The Syrian conflict, which started with peaceful pro-democracy protests in 2011, has killed more than 250,000 people. More than half of the country’s pre-war population of 22.4 million has been internally displaced or fled abroad.

Steinmeier is scheduled to travel on Sunday to Saudi Arabia, which is Iran’s main opponent in the region, while German Chancellor Angela Merkel is due to visit Turkey, which is among the staunchest supporters of the Syrian opposition.

Iran, along with Russia, is a key backer of the Syrian government, and Moscow has been accused of targeting its recent airstrikes to support the al-Assad regime, rather than defeat Islamic State terrorists.

Different Syrian rebel groups are backed by numerous regional players, including Saudi Arabia, Qatar, Turkey and Jordan. The United States has also aided some factions fighting in the civil war.

But without the participation of Iran, Saudi Arabia and Turkey in regional talks, the opportunities for progress in ending the Syrian conflict are slim.

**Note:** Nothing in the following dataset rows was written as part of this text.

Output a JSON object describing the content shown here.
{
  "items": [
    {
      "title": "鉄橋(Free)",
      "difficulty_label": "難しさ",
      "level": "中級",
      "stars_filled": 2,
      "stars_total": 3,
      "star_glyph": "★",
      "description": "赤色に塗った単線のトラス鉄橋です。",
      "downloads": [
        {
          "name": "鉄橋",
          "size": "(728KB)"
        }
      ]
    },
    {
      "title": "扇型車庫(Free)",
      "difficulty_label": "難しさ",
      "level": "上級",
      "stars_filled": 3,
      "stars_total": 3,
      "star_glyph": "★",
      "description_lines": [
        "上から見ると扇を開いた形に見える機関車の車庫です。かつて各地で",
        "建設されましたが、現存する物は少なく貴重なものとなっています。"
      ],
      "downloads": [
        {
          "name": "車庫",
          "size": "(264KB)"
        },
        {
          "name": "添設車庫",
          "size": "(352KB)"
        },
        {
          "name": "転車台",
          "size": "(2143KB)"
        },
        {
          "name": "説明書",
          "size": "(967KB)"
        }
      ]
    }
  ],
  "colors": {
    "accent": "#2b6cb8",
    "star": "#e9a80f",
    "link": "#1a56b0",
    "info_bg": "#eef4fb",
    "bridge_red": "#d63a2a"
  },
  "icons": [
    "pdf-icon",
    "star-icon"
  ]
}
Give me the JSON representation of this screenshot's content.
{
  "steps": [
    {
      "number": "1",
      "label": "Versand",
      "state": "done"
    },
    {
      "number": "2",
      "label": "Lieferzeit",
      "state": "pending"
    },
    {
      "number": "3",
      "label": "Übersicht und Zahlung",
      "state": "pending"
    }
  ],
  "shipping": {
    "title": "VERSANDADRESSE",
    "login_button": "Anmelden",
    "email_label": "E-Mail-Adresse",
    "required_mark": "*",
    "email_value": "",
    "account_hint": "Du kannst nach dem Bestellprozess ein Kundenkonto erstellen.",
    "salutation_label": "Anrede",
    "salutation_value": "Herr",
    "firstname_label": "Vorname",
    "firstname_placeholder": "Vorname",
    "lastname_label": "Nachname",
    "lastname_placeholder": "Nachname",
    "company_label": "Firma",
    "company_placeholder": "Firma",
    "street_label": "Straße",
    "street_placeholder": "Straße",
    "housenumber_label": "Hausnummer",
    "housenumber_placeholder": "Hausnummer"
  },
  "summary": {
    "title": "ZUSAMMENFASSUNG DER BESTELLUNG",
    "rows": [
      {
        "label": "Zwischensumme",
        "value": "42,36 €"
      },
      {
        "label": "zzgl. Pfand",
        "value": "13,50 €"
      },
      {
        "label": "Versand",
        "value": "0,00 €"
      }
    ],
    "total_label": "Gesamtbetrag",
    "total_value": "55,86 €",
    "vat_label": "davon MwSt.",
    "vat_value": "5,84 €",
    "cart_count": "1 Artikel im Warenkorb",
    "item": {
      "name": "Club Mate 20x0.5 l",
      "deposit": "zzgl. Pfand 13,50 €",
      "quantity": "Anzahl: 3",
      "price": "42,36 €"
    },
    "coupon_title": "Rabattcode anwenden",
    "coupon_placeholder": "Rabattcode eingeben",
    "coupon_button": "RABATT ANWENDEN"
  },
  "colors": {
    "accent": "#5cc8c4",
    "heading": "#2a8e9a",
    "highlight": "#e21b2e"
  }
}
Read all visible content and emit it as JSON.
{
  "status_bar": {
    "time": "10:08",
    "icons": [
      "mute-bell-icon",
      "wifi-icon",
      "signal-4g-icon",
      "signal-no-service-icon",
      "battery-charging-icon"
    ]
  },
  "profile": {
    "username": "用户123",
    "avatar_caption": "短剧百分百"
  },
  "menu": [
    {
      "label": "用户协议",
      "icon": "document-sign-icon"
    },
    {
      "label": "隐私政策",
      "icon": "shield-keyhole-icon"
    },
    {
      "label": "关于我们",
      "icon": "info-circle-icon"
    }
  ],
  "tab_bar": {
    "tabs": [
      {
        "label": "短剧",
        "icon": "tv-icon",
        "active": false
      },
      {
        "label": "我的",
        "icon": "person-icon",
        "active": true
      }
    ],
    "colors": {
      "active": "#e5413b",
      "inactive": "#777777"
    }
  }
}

On the first extended visit by a German foreign minister in 12 years, Steinmeier also urged Iran to quickly meet its obligations including allowing nuclear inspections under the July deal in which Britain, China, France, Germany, Russia and the United States agreed to the gradual lifting of economic sanctions.

He also met Iranian President Hassan Rowhani.

The 10-year agreement, which takes effect Sunday, allows Iran to maintain a civilian nuclear programme but requires the country to show that it is not seeking a weapon.

“Now it’s Iran’s turn to meet the requirements that were agreed in exchange for an agreement to lift sanctions,” Steinmeier said.

He acknowledged that “the majority of the work has yet to come,” adding that “we will know only in a few months whether the agreement was a success.”

After Saudi Arabia, Steinmeier is due to travel on Tuesday to Jordan.